_Exercise requirements_
The records below are to be reproduced exactly, and no picture should appear in the copy.

_Input material_

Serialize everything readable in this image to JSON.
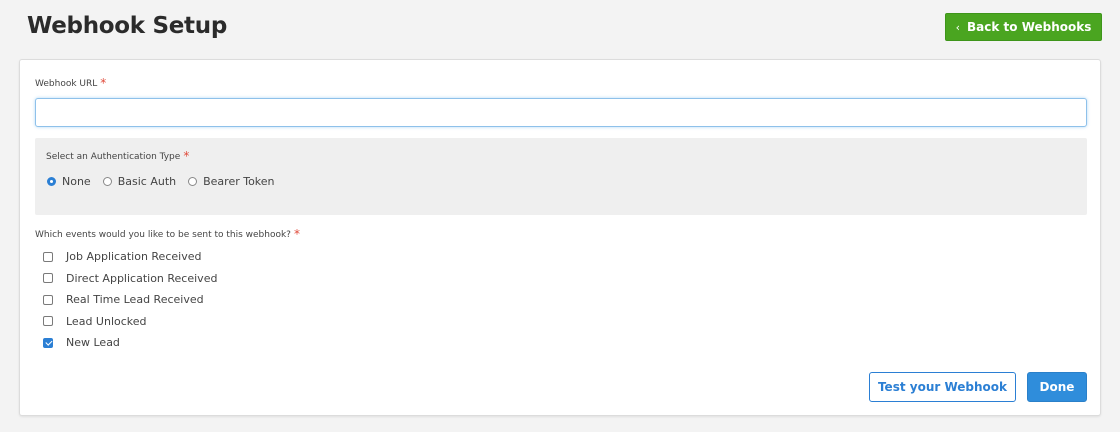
{
  "header": {
    "title": "Webhook Setup",
    "back_button": {
      "icon": "chevron-left-icon",
      "glyph": "‹",
      "label": "Back to Webhooks"
    }
  },
  "colors": {
    "back_button": "#4aa520",
    "primary": "#2b7fd4",
    "required": "#e04a3a"
  },
  "form": {
    "required_mark": "*",
    "webhook_url": {
      "label": "Webhook URL",
      "value": "",
      "placeholder": ""
    },
    "auth": {
      "label": "Select an Authentication Type",
      "options": [
        {
          "label": "None",
          "selected": true
        },
        {
          "label": "Basic Auth",
          "selected": false
        },
        {
          "label": "Bearer Token",
          "selected": false
        }
      ]
    },
    "events": {
      "label": "Which events would you like to be sent to this webhook?",
      "items": [
        {
          "label": "Job Application Received",
          "checked": false
        },
        {
          "label": "Direct Application Received",
          "checked": false
        },
        {
          "label": "Real Time Lead Received",
          "checked": false
        },
        {
          "label": "Lead Unlocked",
          "checked": false
        },
        {
          "label": "New Lead",
          "checked": true
        }
      ]
    },
    "buttons": {
      "test": "Test your Webhook",
      "done": "Done"
    }
  }
}
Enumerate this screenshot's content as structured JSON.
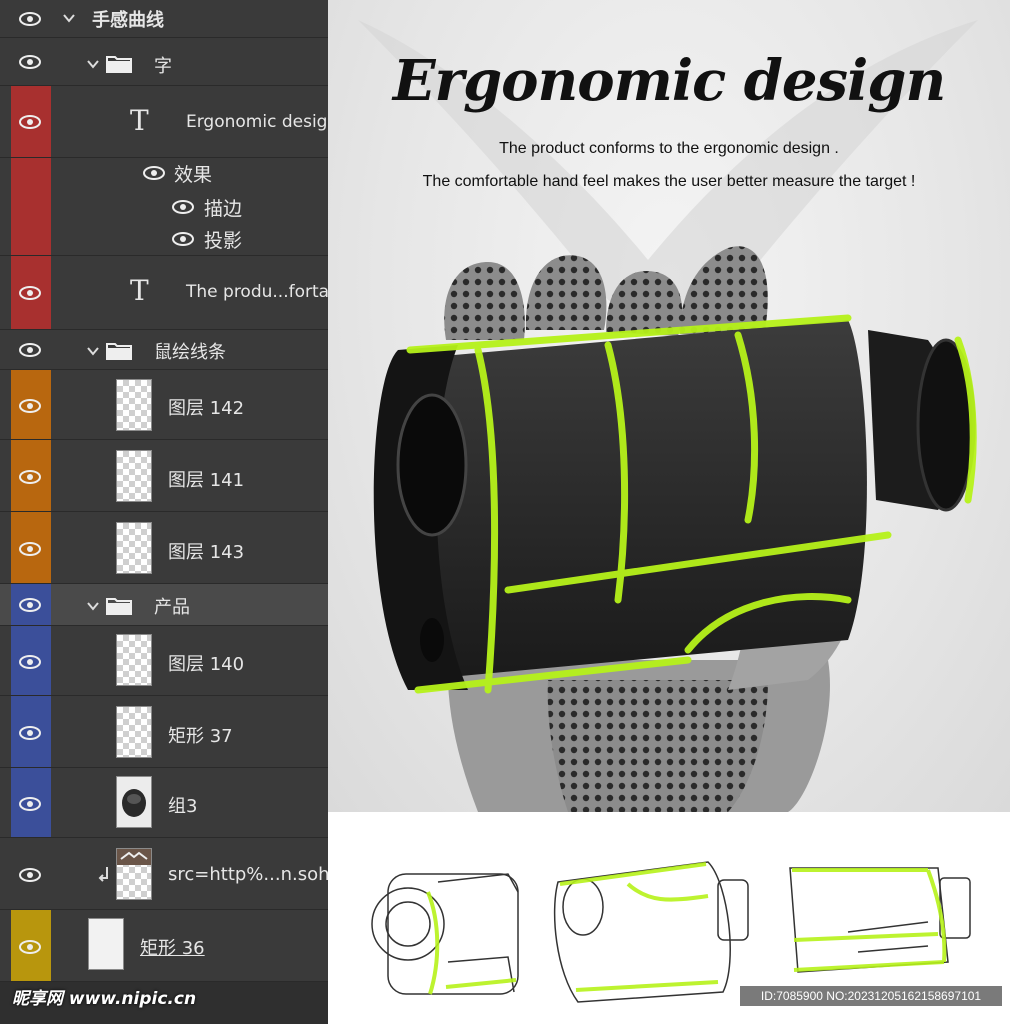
{
  "layers_panel": {
    "rows": [
      {
        "kind": "group",
        "name": "手感曲线",
        "color": "#3a3a3a"
      },
      {
        "kind": "group",
        "name": "字",
        "color": "#3a3a3a"
      },
      {
        "kind": "text",
        "name": "Ergonomic desig",
        "color": "#a8302f"
      },
      {
        "kind": "effects",
        "effects_label": "效果",
        "effect1": "描边",
        "effect2": "投影",
        "color": "#a8302f"
      },
      {
        "kind": "text",
        "name": "The produ...forta",
        "color": "#a8302f"
      },
      {
        "kind": "group",
        "name": "鼠绘线条",
        "color": "#3a3a3a"
      },
      {
        "kind": "layer",
        "name": "图层 142",
        "color": "#b8670f"
      },
      {
        "kind": "layer",
        "name": "图层 141",
        "color": "#b8670f"
      },
      {
        "kind": "layer",
        "name": "图层 143",
        "color": "#b8670f"
      },
      {
        "kind": "group",
        "name": "产品",
        "color": "#3b4f9a"
      },
      {
        "kind": "layer",
        "name": "图层 140",
        "color": "#3b4f9a"
      },
      {
        "kind": "layer",
        "name": "矩形 37",
        "color": "#3b4f9a"
      },
      {
        "kind": "layer",
        "name": "组3",
        "color": "#3b4f9a"
      },
      {
        "kind": "layer",
        "name": "src=http%...n.soh",
        "color": "#3a3a3a"
      },
      {
        "kind": "layer",
        "name": "矩形 36",
        "color": "#b8960d"
      }
    ],
    "watermark": "昵享网 www.nipic.cn"
  },
  "product": {
    "title": "Ergonomic design",
    "line1": "The product conforms to the ergonomic design .",
    "line2": "The comfortable hand feel makes the user better measure the target !"
  },
  "footer": {
    "id_tag": "ID:7085900 NO:20231205162158697101"
  },
  "colors": {
    "accent_green": "#b6f21a",
    "panel_bg": "#3a3a3a"
  }
}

_Solution_
Serialize everything readable in this image to JSON.
{
  "header": {
    "title": "Webhook Setup",
    "back_button": {
      "icon": "chevron-left-icon",
      "glyph": "‹",
      "label": "Back to Webhooks"
    }
  },
  "colors": {
    "back_button": "#4aa520",
    "primary": "#2b7fd4",
    "required": "#e04a3a"
  },
  "form": {
    "required_mark": "*",
    "webhook_url": {
      "label": "Webhook URL",
      "value": "",
      "placeholder": ""
    },
    "auth": {
      "label": "Select an Authentication Type",
      "options": [
        {
          "label": "None",
          "selected": true
        },
        {
          "label": "Basic Auth",
          "selected": false
        },
        {
          "label": "Bearer Token",
          "selected": false
        }
      ]
    },
    "events": {
      "label": "Which events would you like to be sent to this webhook?",
      "items": [
        {
          "label": "Job Application Received",
          "checked": false
        },
        {
          "label": "Direct Application Received",
          "checked": false
        },
        {
          "label": "Real Time Lead Received",
          "checked": false
        },
        {
          "label": "Lead Unlocked",
          "checked": false
        },
        {
          "label": "New Lead",
          "checked": true
        }
      ]
    },
    "buttons": {
      "test": "Test your Webhook",
      "done": "Done"
    }
  }
}
Enumerate this screenshot's content as structured JSON.
{
  "layers_panel": {
    "rows": [
      {
        "kind": "group",
        "name": "手感曲线",
        "color": "#3a3a3a"
      },
      {
        "kind": "group",
        "name": "字",
        "color": "#3a3a3a"
      },
      {
        "kind": "text",
        "name": "Ergonomic desig",
        "color": "#a8302f"
      },
      {
        "kind": "effects",
        "effects_label": "效果",
        "effect1": "描边",
        "effect2": "投影",
        "color": "#a8302f"
      },
      {
        "kind": "text",
        "name": "The produ...forta",
        "color": "#a8302f"
      },
      {
        "kind": "group",
        "name": "鼠绘线条",
        "color": "#3a3a3a"
      },
      {
        "kind": "layer",
        "name": "图层 142",
        "color": "#b8670f"
      },
      {
        "kind": "layer",
        "name": "图层 141",
        "color": "#b8670f"
      },
      {
        "kind": "layer",
        "name": "图层 143",
        "color": "#b8670f"
      },
      {
        "kind": "group",
        "name": "产品",
        "color": "#3b4f9a"
      },
      {
        "kind": "layer",
        "name": "图层 140",
        "color": "#3b4f9a"
      },
      {
        "kind": "layer",
        "name": "矩形 37",
        "color": "#3b4f9a"
      },
      {
        "kind": "layer",
        "name": "组3",
        "color": "#3b4f9a"
      },
      {
        "kind": "layer",
        "name": "src=http%...n.soh",
        "color": "#3a3a3a"
      },
      {
        "kind": "layer",
        "name": "矩形 36",
        "color": "#b8960d"
      }
    ],
    "watermark": "昵享网 www.nipic.cn"
  },
  "product": {
    "title": "Ergonomic design",
    "line1": "The product conforms to the ergonomic design .",
    "line2": "The comfortable hand feel makes the user better measure the target !"
  },
  "footer": {
    "id_tag": "ID:7085900 NO:20231205162158697101"
  },
  "colors": {
    "accent_green": "#b6f21a",
    "panel_bg": "#3a3a3a"
  }
}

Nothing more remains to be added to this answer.